Birth of Kaigani:
Kaigani was transformed from tree to canoe with care and years of building experience by master boat builders John Guzwell and Jono Saunders of Port Port Townsend, WA. Kaigani was named after the forest where the timber was harvested for her creation (the same forest that produced the timber for the Hawai’ian Double-Hulled canoe, Hokule’a) located in the Haida Gwaii, Queen Charlotte Islands. Kaigani is a Hawai’ian outrigger canoe specifically designed for the waters of the Salish Sea. She will ultimately be rigged in Polynesian style for Canoe Sailing.
The Kaigani voyaging canoe comes to the Community and Youth of the San Juan Islands with an existing vision.
We will carry forward and continue her work. As paddlers we believe the canoe has its own spirit, a life of its own. We choose to live that not only in respect but in stewardship. Kaigani will be an ambassador of canoe culture, bringing her voyaging spirit and experience to new people, young and old.
The people who arrived in Hawai’i a millennium ago were voyagers and continue to voyage throughout the world. The Hawai’ians, Polynesians and Coast Salish First Nations are canoe people, traveling on man powered and wind powered canoes across great distances.
So, Why a Hawai’ian Voyaging Canoe in the Salish Sea?
Why the Inclusion of Hawai’ian voyaging traditions into one component of a project-based voyaging & stewardship curriculum serving the community of the San Juan Islands, connections and relationships with the Salish tribes, and Washington mainland?
There is a deep cultural and historical connection between Hawai’i, the San Juan Islands, Vancouver Island, BC and near coastal islands.
The mo’olelo (oral and written history) is full of stories of early Hawai’ians and their presence on San Juan Island.
We integrate the Hawai’ian Sailing Wa’a into our conservation and experiential programs on San Juan Island, Friday Harbor, WA to honor the history of Kanaka whose home is our home. What happens to the children and people on the shores of the Salish Sea, happens to the children and the peoples of Hawai’i nei.

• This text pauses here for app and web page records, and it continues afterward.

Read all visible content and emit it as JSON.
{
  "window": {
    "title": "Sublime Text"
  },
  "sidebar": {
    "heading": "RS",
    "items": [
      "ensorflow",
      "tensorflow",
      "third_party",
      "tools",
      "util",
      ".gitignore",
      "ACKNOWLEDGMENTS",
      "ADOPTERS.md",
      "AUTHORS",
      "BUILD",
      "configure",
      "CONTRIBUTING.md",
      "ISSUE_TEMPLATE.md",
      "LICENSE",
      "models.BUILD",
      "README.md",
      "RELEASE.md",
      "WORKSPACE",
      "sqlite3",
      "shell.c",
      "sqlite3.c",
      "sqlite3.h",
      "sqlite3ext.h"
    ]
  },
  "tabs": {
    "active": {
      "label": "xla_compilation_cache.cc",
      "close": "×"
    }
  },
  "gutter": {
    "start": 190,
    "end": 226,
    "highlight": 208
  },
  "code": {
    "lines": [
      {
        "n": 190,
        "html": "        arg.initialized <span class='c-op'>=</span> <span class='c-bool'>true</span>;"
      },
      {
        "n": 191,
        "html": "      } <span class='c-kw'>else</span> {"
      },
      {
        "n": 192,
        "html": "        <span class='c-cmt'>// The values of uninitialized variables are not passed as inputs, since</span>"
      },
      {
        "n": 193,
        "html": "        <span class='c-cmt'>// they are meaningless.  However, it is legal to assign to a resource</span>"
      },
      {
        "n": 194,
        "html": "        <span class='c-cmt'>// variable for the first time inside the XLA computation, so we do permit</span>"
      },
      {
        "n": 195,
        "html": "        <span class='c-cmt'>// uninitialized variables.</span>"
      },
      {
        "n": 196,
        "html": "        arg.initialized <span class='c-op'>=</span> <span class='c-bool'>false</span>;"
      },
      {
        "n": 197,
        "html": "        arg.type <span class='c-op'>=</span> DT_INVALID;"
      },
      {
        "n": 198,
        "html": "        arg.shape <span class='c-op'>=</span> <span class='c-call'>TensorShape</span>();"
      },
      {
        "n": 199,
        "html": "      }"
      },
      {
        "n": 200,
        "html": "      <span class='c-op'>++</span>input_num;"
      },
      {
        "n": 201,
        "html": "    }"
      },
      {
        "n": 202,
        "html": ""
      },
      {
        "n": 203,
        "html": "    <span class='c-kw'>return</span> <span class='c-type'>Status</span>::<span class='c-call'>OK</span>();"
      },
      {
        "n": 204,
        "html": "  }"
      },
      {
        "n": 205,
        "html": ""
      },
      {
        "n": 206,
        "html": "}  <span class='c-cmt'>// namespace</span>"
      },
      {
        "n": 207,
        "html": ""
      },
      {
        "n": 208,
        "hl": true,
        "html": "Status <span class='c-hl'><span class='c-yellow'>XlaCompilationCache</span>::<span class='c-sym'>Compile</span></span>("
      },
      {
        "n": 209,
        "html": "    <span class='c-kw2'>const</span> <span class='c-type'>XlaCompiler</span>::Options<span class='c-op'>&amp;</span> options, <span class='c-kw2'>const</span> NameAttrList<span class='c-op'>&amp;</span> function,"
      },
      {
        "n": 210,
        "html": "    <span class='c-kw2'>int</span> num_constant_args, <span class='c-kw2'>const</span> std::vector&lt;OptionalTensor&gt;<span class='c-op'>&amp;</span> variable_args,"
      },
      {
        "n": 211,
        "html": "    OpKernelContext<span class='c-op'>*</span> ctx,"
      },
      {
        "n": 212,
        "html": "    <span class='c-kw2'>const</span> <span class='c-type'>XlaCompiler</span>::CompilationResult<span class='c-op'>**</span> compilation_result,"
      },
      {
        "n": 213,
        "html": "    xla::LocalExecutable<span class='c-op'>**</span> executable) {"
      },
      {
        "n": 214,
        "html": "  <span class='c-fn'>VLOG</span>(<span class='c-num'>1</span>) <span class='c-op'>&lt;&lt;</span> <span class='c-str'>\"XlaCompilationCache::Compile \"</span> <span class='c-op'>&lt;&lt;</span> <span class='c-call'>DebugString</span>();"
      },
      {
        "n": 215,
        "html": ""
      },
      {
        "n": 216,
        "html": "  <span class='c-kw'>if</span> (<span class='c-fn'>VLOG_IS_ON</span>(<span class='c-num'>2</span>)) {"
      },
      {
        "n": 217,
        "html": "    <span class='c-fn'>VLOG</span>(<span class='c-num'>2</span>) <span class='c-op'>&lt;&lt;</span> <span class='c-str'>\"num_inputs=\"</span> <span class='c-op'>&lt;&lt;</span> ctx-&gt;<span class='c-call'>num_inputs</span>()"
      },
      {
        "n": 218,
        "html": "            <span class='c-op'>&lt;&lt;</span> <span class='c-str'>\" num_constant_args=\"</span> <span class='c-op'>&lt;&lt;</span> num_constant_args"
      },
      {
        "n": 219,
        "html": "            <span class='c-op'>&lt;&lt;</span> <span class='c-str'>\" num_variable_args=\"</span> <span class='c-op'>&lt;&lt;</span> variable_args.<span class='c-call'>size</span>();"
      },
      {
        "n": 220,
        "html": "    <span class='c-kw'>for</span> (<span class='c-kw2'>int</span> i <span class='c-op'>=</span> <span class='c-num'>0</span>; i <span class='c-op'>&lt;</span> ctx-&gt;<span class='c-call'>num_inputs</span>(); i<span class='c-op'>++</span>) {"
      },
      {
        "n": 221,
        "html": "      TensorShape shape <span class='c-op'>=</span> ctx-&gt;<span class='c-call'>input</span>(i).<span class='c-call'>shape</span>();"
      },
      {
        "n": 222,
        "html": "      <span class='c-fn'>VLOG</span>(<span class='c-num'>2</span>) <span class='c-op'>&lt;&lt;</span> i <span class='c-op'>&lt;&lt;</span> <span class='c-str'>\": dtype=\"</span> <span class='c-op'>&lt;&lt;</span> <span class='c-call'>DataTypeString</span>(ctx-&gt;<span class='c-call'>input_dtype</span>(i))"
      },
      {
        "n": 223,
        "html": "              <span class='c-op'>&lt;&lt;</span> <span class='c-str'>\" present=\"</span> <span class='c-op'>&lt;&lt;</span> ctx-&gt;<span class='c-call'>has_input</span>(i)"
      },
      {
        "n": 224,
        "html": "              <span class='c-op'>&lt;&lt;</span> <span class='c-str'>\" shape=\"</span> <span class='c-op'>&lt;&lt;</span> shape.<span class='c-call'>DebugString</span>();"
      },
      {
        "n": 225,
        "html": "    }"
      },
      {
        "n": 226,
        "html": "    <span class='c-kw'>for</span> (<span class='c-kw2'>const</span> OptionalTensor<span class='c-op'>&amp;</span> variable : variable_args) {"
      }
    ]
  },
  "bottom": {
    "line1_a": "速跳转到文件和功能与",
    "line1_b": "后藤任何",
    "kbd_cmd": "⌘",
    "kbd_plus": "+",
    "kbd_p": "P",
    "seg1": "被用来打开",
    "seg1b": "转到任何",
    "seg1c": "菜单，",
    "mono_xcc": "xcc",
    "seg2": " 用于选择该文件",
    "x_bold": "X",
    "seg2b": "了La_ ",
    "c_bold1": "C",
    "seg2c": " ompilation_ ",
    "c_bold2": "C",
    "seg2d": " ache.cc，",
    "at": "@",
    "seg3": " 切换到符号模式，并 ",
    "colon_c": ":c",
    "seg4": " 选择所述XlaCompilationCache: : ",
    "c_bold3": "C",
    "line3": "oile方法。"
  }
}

The stories are interconnected within the current healing process of coast Salish indigenous peoples, it is interconnected to the Hawai’ian story; and more importantly the unfolding of this story in the Salish Sea is rooted in Aloha and the unconditional love that binds us to our Island Earth, all living beings, the Universe, and the Great Spirit.
Our vision for Kaigani is to connect with the natural elements of the Salish Sea while discovering the richness of canoe culture, ocean travel and awareness, through voyaging, discovery and experiential education. We enter this mission with humility and reverence of our natural world, Polynesian and Coast Salish knowledge and seek to better our understanding of past, present and future. To stand in solidarity with those that protect the sacred and honor our natural resources. Discovering the richness of wildlife, the water, the land, the trees, the elk, the eagles, the salmon, the orca, the communities, the people of today and the people who have come before.
Through voyaging we understand the importance of teamwork, community, and that each one of us is a leader and a contributor, providing assets and resources that help us all reach the next step. We discover what it means to live in the moment and disconnect from the stresses of modern life, as we stretch out beyond our comfort zone, to a place where land and ocean meet and possibilities arise.
Program Inspirations & Lineage
Matt & Melissa Wickey are both part of the International mentor network for The Tracking Project, out of Corrales, New Mexico. We are blessed to be a part of this amazing family and to assist in passing on the wisdom and teachings passed down by friend and teacher, Uncle John Stokes.
A lot of inspiration and curriculum for the Canoe programs comes from these important teachings for our youth while integrating Polynesian Wayfinding and ocean voyaging & Hawai’ian canoe culture as passed down from many inspirations, Kupuna, Uncles, & colleagues from across Hawai’i nei.
Read more here: